Social bookmarking site Delicious launched a limited, invite-only preview of version 2.0 of the service this afternoon. The new site can be accessed at preview.delicious.com, although only invited users can actually get in.
The Delicious service (no longer “del.icio.us” and now residing at delicious.com) boasts 3 million registered users and 100 million unique URLs bookmarked.
If you are invited, all of your existing bookmarks are imported to the preview, although any changes you make will be lost when the new service launches – so it’s just for trying out and giving feedback. Del.icio.us is saying that there is no guarantee that the final product will look exactly like the preview, since they are taking user feedback very seriously.
The preview shows a substantially different interface than the current Del.icio.us site, and a number of new features.
Founder Joshua Schachter says this is a complete code-rewrite of Del.icio.us. More details below.
The interface is broken down into four main categories: Home, Bookmarks, People and Tags. Access to each is via persistent navigation buttons at the top of the site.
They weren’t kidding about a complete code re-write. And while the point of the new version is to release something far more scalable and agile than the existing product, there are a number of new features. Most of them were highly requested by users. I’m still working through many of them.
There are a number of new sorting options. Instead of sorting bookmarks by how recent or popular they are, you can also sort alphabetically, and reverse sort any of the above. They have also added bulk tag editing (very much needed), and organization and sorting of your network of friends and people you watch.
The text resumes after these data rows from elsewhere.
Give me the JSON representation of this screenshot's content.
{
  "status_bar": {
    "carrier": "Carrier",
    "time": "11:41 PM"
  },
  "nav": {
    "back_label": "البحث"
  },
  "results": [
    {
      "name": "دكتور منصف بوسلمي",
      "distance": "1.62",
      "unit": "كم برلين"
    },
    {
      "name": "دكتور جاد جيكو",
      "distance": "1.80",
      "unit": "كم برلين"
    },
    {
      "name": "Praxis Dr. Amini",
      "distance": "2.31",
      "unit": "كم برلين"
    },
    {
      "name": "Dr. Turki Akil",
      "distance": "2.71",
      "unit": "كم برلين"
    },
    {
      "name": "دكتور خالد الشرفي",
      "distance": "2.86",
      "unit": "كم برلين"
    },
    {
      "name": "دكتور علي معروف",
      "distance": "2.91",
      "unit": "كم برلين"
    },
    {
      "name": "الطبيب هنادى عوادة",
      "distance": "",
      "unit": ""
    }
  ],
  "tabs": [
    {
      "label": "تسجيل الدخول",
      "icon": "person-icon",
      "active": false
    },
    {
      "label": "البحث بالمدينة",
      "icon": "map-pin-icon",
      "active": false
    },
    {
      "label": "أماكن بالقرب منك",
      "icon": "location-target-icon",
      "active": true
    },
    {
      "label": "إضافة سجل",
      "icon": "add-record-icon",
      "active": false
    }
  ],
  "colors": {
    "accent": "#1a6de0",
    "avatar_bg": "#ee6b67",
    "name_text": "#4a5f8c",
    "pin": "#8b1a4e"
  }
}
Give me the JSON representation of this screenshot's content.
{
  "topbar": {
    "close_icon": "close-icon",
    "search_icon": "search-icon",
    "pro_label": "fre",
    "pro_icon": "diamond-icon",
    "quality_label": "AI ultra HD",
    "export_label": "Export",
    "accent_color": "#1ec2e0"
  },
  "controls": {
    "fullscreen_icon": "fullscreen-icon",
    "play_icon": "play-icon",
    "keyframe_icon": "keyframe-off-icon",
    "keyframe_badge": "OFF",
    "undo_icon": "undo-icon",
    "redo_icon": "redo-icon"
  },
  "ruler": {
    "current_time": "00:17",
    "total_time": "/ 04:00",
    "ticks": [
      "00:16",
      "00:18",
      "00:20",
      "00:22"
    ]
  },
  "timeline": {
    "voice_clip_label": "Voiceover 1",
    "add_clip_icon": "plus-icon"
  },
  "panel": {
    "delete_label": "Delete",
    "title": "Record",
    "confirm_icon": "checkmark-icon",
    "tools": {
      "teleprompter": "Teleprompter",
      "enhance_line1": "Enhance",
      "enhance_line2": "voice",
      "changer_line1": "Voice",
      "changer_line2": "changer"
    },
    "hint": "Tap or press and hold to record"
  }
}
The preview also includes a new search engine that includes contextual search. You can now search your own bookmarks, all bookmarks or just your network’s bookmarks. If you do not specify what you want, it searches whatever you are currently looking at – your own bookmarks, bookmarks from your network, etc.
As I said, I’m still digesting most of the new features. Schachter says the new code base will allow them to make more frequent updates to the service.
Update: Here are the new features broken down:
The navigation bar is now organized into Bookmarks, People, and Tags. The tags section features a new MyTags page where you can see all of your tags in an expanded cloud. On the bar, you can search bookmarks amongst your own, networks, everyone’s, or the set you’re currently looking at.
The tag bar features tagging auto complete and sorting alphabetically, by date, and popularity.
The bookmark summary can adjust the view detail, so you can either get more or less info with a single click. Also, the popularity of a bookmark can be determined quickly by the width and shade of the blue box around the save count. In addition to a complete history of everyone’s bookmarks for that web page, you can now see who in your network has saved the page.
The side bar lets you easily see a person’s list of top tags. You can also refine your view of bookmarks to specific categories as well. You can also give members in your network nicknames.
The action box provides you with a list of commonly used actions for the current page.